*Task goal*: Please print each entry below exactly as it stands, but without any pictures.

*Source records*:
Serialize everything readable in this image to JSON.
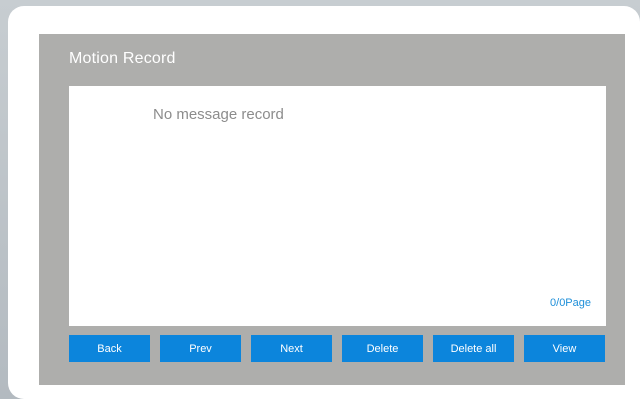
{
  "screen": {
    "title": "Motion Record",
    "empty_message": "No message record",
    "page_indicator": "0/0Page"
  },
  "buttons": {
    "back": "Back",
    "prev": "Prev",
    "next": "Next",
    "delete": "Delete",
    "delete_all": "Delete all",
    "view": "View"
  },
  "colors": {
    "screen_bg": "#aeaeac",
    "button_bg": "#0c85dc",
    "page_indicator": "#1e8fd9"
  }
}
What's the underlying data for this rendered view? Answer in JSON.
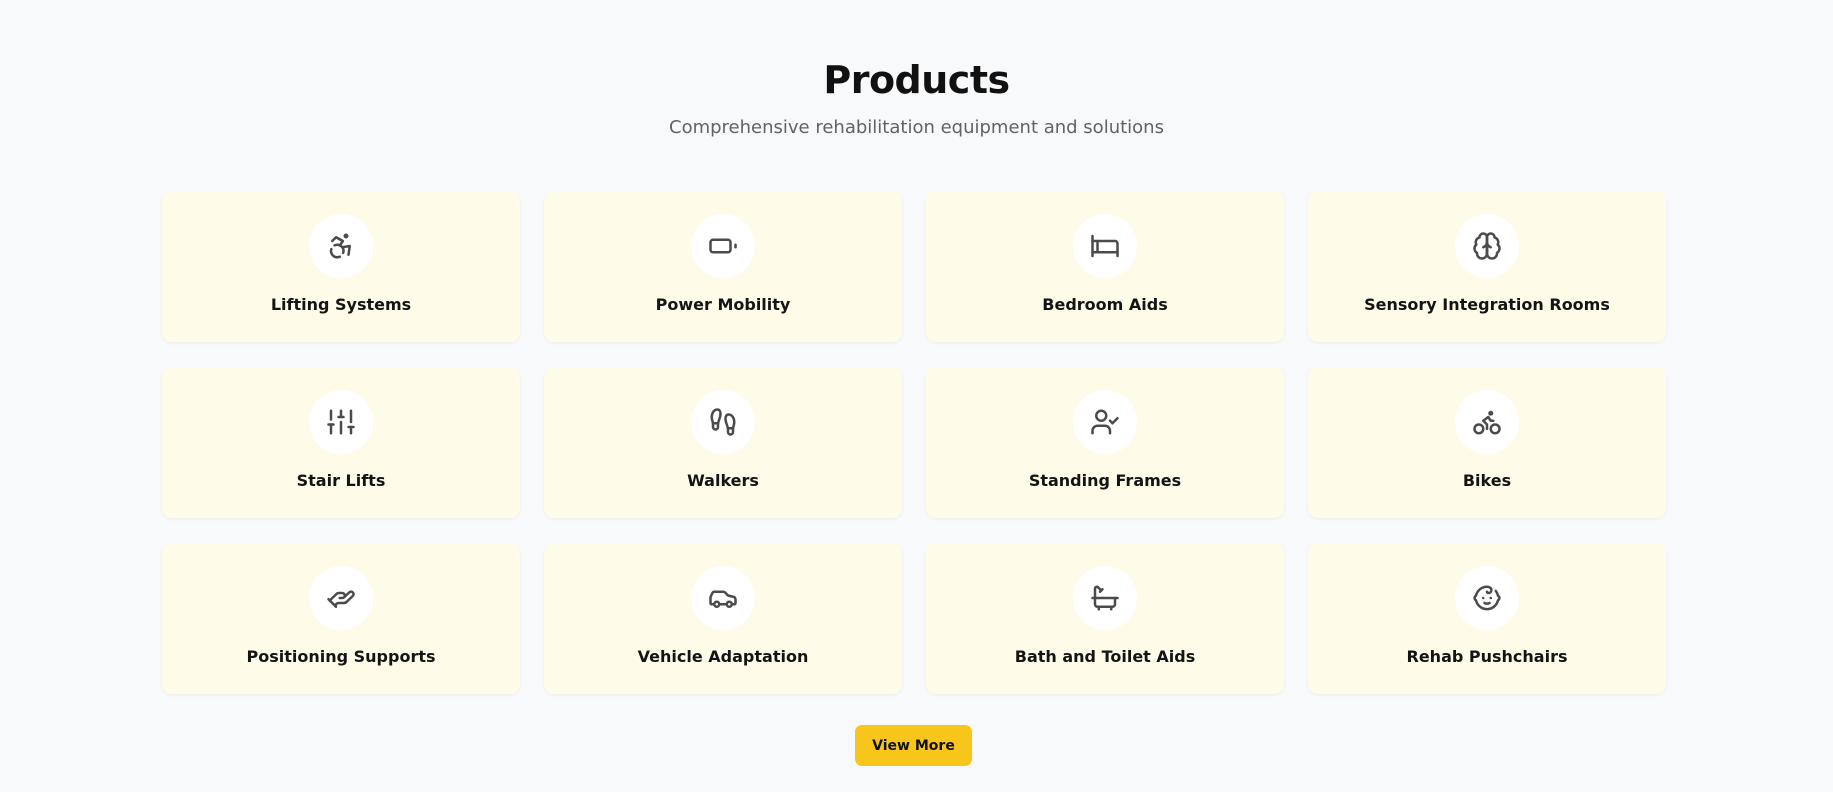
{
  "section": {
    "title": "Products",
    "subtitle": "Comprehensive rehabilitation equipment and solutions"
  },
  "products": [
    {
      "label": "Lifting Systems",
      "icon": "accessibility-icon"
    },
    {
      "label": "Power Mobility",
      "icon": "battery-icon"
    },
    {
      "label": "Bedroom Aids",
      "icon": "bed-icon"
    },
    {
      "label": "Sensory Integration Rooms",
      "icon": "brain-icon"
    },
    {
      "label": "Stair Lifts",
      "icon": "sliders-icon"
    },
    {
      "label": "Walkers",
      "icon": "footprints-icon"
    },
    {
      "label": "Standing Frames",
      "icon": "user-check-icon"
    },
    {
      "label": "Bikes",
      "icon": "bike-icon"
    },
    {
      "label": "Positioning Supports",
      "icon": "hand-helping-icon"
    },
    {
      "label": "Vehicle Adaptation",
      "icon": "car-icon"
    },
    {
      "label": "Bath and Toilet Aids",
      "icon": "bath-icon"
    },
    {
      "label": "Rehab Pushchairs",
      "icon": "baby-icon"
    }
  ],
  "actions": {
    "view_more_label": "View More"
  },
  "colors": {
    "page_background": "#f8f9fa",
    "card_background": "#fefbe8",
    "icon_circle": "#ffffff",
    "icon_stroke": "#4b4b4b",
    "button_accent": "#f8c51b"
  }
}
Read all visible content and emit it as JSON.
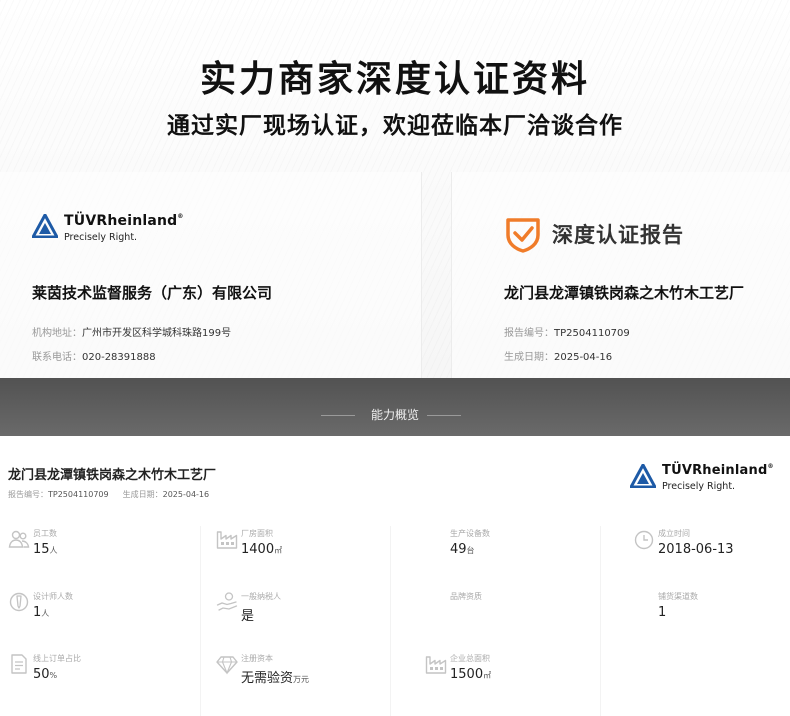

*Exercise output*:
Serialize everything readable in this image to JSON.
{
  "screen": {
    "title": "Motion Record",
    "empty_message": "No message record",
    "page_indicator": "0/0Page"
  },
  "buttons": {
    "back": "Back",
    "prev": "Prev",
    "next": "Next",
    "delete": "Delete",
    "delete_all": "Delete all",
    "view": "View"
  },
  "colors": {
    "screen_bg": "#aeaeac",
    "button_bg": "#0c85dc",
    "page_indicator": "#1e8fd9"
  }
}
What's the underlying data for this rendered view? Answer in JSON.
{
  "section": {
    "title": "Products",
    "subtitle": "Comprehensive rehabilitation equipment and solutions"
  },
  "products": [
    {
      "label": "Lifting Systems",
      "icon": "accessibility-icon"
    },
    {
      "label": "Power Mobility",
      "icon": "battery-icon"
    },
    {
      "label": "Bedroom Aids",
      "icon": "bed-icon"
    },
    {
      "label": "Sensory Integration Rooms",
      "icon": "brain-icon"
    },
    {
      "label": "Stair Lifts",
      "icon": "sliders-icon"
    },
    {
      "label": "Walkers",
      "icon": "footprints-icon"
    },
    {
      "label": "Standing Frames",
      "icon": "user-check-icon"
    },
    {
      "label": "Bikes",
      "icon": "bike-icon"
    },
    {
      "label": "Positioning Supports",
      "icon": "hand-helping-icon"
    },
    {
      "label": "Vehicle Adaptation",
      "icon": "car-icon"
    },
    {
      "label": "Bath and Toilet Aids",
      "icon": "bath-icon"
    },
    {
      "label": "Rehab Pushchairs",
      "icon": "baby-icon"
    }
  ],
  "actions": {
    "view_more_label": "View More"
  },
  "colors": {
    "page_background": "#f8f9fa",
    "card_background": "#fefbe8",
    "icon_circle": "#ffffff",
    "icon_stroke": "#4b4b4b",
    "button_accent": "#f8c51b"
  }
}
Read all visible content and emit it as JSON.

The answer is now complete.